Hawking goes on to declare that the above breakthrough in his understanding (“there is no possibility of a creator”) leads him to “a profound realization: there is probably no heaven and afterlife either” because “there is no reliable evidence for it, and it flies in the face of everything we know in science” (p. 38). This illustrates a third problem with scientism (really a subset of the second problem above): If science can't prove something, it's not real. Or put another way, If my belief system and its accompanying method of inquiry can't show something to be real, then it doesn't exist. This seems to go beyond even fundamentalist religion and into the realm of superstition.
I suggested above that Hawking, one of the most brilliant minds of the last half-century, has allowed scientism to get the better of him and produce illogical reasoning. Who am I to offer such an impertinent critique? Well, I'm not alone. Here's the most compelling essay I've read on scientism. Early in this essay, Carolina Distinguished Professor of Biological Sciences at the University of South Carolina, Austin L. Hughes, observes that “scientists can be prone to errors of elementary logic,” and then near the end of the essay he concludes that “scientism appears to have as much in common with superstition as it does with properly conducted scientific research.” Because scientists are brilliant within their specific discipline of science doesn't mean they always reason well, especially so when they overstep the boundaries of scientific inquiry.
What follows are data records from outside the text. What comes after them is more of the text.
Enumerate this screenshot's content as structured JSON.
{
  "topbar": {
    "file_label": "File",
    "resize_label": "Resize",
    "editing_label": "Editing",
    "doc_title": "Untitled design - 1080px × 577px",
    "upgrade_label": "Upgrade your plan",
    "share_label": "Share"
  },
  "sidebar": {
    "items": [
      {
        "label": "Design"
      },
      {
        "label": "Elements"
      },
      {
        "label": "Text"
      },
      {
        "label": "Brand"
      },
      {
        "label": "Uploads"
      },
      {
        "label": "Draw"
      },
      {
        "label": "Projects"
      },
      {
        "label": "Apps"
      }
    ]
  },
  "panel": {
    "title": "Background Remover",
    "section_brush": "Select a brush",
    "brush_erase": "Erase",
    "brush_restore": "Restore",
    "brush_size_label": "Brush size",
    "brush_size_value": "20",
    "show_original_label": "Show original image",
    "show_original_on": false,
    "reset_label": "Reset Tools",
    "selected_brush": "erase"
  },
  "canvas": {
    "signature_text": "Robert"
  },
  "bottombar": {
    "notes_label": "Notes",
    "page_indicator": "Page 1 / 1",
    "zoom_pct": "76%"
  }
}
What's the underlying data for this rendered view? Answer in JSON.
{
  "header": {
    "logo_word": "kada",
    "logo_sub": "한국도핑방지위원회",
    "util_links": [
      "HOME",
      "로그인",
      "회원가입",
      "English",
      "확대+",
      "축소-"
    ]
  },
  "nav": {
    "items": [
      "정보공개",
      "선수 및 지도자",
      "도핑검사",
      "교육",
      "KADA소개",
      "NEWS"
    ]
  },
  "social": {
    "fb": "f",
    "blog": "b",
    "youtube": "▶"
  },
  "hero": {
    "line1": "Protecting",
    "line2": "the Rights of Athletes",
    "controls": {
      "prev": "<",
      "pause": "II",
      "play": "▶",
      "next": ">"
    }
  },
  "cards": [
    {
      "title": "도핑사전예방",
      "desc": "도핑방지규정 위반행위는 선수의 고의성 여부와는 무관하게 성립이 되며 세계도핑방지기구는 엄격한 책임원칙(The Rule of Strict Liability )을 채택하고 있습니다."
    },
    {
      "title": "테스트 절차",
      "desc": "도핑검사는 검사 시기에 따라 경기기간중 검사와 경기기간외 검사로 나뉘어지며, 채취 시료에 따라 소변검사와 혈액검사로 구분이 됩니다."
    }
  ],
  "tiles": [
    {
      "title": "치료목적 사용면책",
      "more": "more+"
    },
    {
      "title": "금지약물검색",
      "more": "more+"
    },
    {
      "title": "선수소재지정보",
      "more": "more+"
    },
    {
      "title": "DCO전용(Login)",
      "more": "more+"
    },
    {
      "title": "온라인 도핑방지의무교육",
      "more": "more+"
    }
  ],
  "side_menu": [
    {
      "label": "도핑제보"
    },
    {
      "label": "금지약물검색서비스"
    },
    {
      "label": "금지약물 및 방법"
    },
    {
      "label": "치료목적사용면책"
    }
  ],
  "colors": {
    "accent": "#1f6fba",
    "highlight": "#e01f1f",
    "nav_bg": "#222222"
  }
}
This leads to a final problem with scientism: Because we live in a culture that largely assumes science to be the final word on the validity of anything, many members of society are predisposed to accept as gospel whatever a famous scientist like Stephen Hawking says. That kind of deference is fine as long as the scientist is communicating about research in his or her field. But when a scientist has the agenda of scientism and utters a personal bias like “there is no possibility of a creator,” we need to bring this scientist down from his or her privileged tower and into the realm of ordinary mortals who may be—and in this case definitely is—guilty of “errors of elementary logic.”
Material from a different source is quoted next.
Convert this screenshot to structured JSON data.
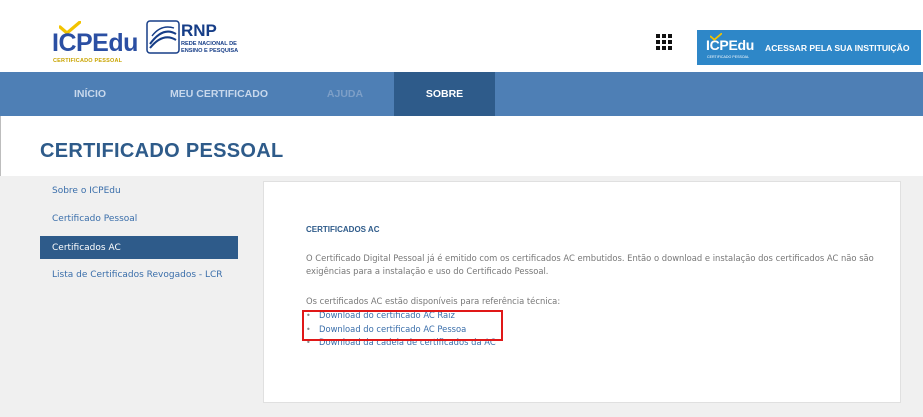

Without question, one of the great success stories of the last few hundred years is the unparalleled power of science to uncover the secrets of our natural world. Like the human rational mind that gave it birth, science is a force to be reckoned with. I suspect that eventually science will be able to create the mathematical equations that unify the fundamental theories of physics, but this achievement may do little to contribute toward our understanding of the big questions of life that comprise philosophical and spiritual inquiry. And the hyperbole that by unifying the equations of physics we will then “know the mind of God” is scientism in full regalia.
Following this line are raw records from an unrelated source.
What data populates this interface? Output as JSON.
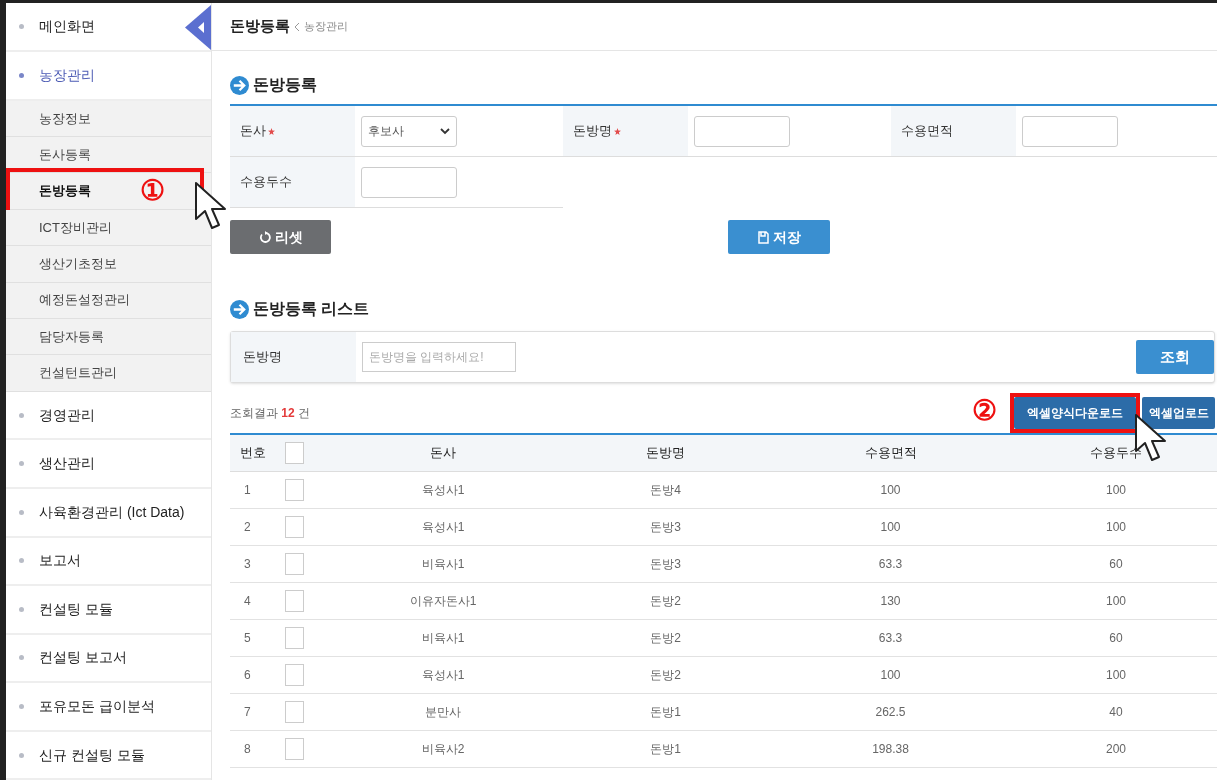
{
  "sidebar": {
    "items": [
      {
        "label": "메인화면",
        "selected": false
      },
      {
        "label": "농장관리",
        "selected": true,
        "children": [
          {
            "label": "농장정보",
            "selected": false
          },
          {
            "label": "돈사등록",
            "selected": false
          },
          {
            "label": "돈방등록",
            "selected": true,
            "annotation": "①"
          },
          {
            "label": "ICT장비관리",
            "selected": false
          },
          {
            "label": "생산기초정보",
            "selected": false
          },
          {
            "label": "예정돈설정관리",
            "selected": false
          },
          {
            "label": "담당자등록",
            "selected": false
          },
          {
            "label": "컨설턴트관리",
            "selected": false
          }
        ]
      },
      {
        "label": "경영관리",
        "selected": false
      },
      {
        "label": "생산관리",
        "selected": false
      },
      {
        "label": "사육환경관리 (Ict Data)",
        "selected": false
      },
      {
        "label": "보고서",
        "selected": false
      },
      {
        "label": "컨설팅 모듈",
        "selected": false
      },
      {
        "label": "컨설팅 보고서",
        "selected": false
      },
      {
        "label": "포유모돈 급이분석",
        "selected": false
      },
      {
        "label": "신규 컨설팅 모듈",
        "selected": false
      }
    ]
  },
  "breadcrumb": {
    "title": "돈방등록",
    "parent": "농장관리"
  },
  "form": {
    "title": "돈방등록",
    "fields": [
      {
        "label": "돈사",
        "required": true,
        "kind": "select",
        "value": "후보사"
      },
      {
        "label": "돈방명",
        "required": true,
        "kind": "text"
      },
      {
        "label": "수용면적",
        "required": false,
        "kind": "text"
      },
      {
        "label": "수용두수",
        "required": false,
        "kind": "text"
      }
    ],
    "reset_button": "리셋",
    "save_button": "저장"
  },
  "list": {
    "title": "돈방등록 리스트",
    "search": {
      "label": "돈방명",
      "placeholder": "돈방명을 입력하세요!",
      "button": "조회"
    },
    "result": {
      "prefix": "조회결과",
      "count": "12",
      "suffix": "건"
    },
    "buttons": [
      {
        "label": "엑셀양식다운로드",
        "annotation": "②"
      },
      {
        "label": "엑셀업로드"
      }
    ],
    "table": {
      "columns": [
        "번호",
        "돈사",
        "돈방명",
        "수용면적",
        "수용두수"
      ],
      "header_checked": false,
      "rows": [
        {
          "no": "1",
          "checked": false,
          "pen": "육성사1",
          "room": "돈방4",
          "area": "100",
          "heads": "100"
        },
        {
          "no": "2",
          "checked": false,
          "pen": "육성사1",
          "room": "돈방3",
          "area": "100",
          "heads": "100"
        },
        {
          "no": "3",
          "checked": false,
          "pen": "비육사1",
          "room": "돈방3",
          "area": "63.3",
          "heads": "60"
        },
        {
          "no": "4",
          "checked": false,
          "pen": "이유자돈사1",
          "room": "돈방2",
          "area": "130",
          "heads": "100"
        },
        {
          "no": "5",
          "checked": false,
          "pen": "비육사1",
          "room": "돈방2",
          "area": "63.3",
          "heads": "60"
        },
        {
          "no": "6",
          "checked": false,
          "pen": "육성사1",
          "room": "돈방2",
          "area": "100",
          "heads": "100"
        },
        {
          "no": "7",
          "checked": false,
          "pen": "분만사",
          "room": "돈방1",
          "area": "262.5",
          "heads": "40"
        },
        {
          "no": "8",
          "checked": false,
          "pen": "비육사2",
          "room": "돈방1",
          "area": "198.38",
          "heads": "200"
        }
      ]
    }
  }
}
Austin L. Hughes, "The Folly of Scientism", thenewatlantis.com. Number 37, Fall 2012, pp. 32-50.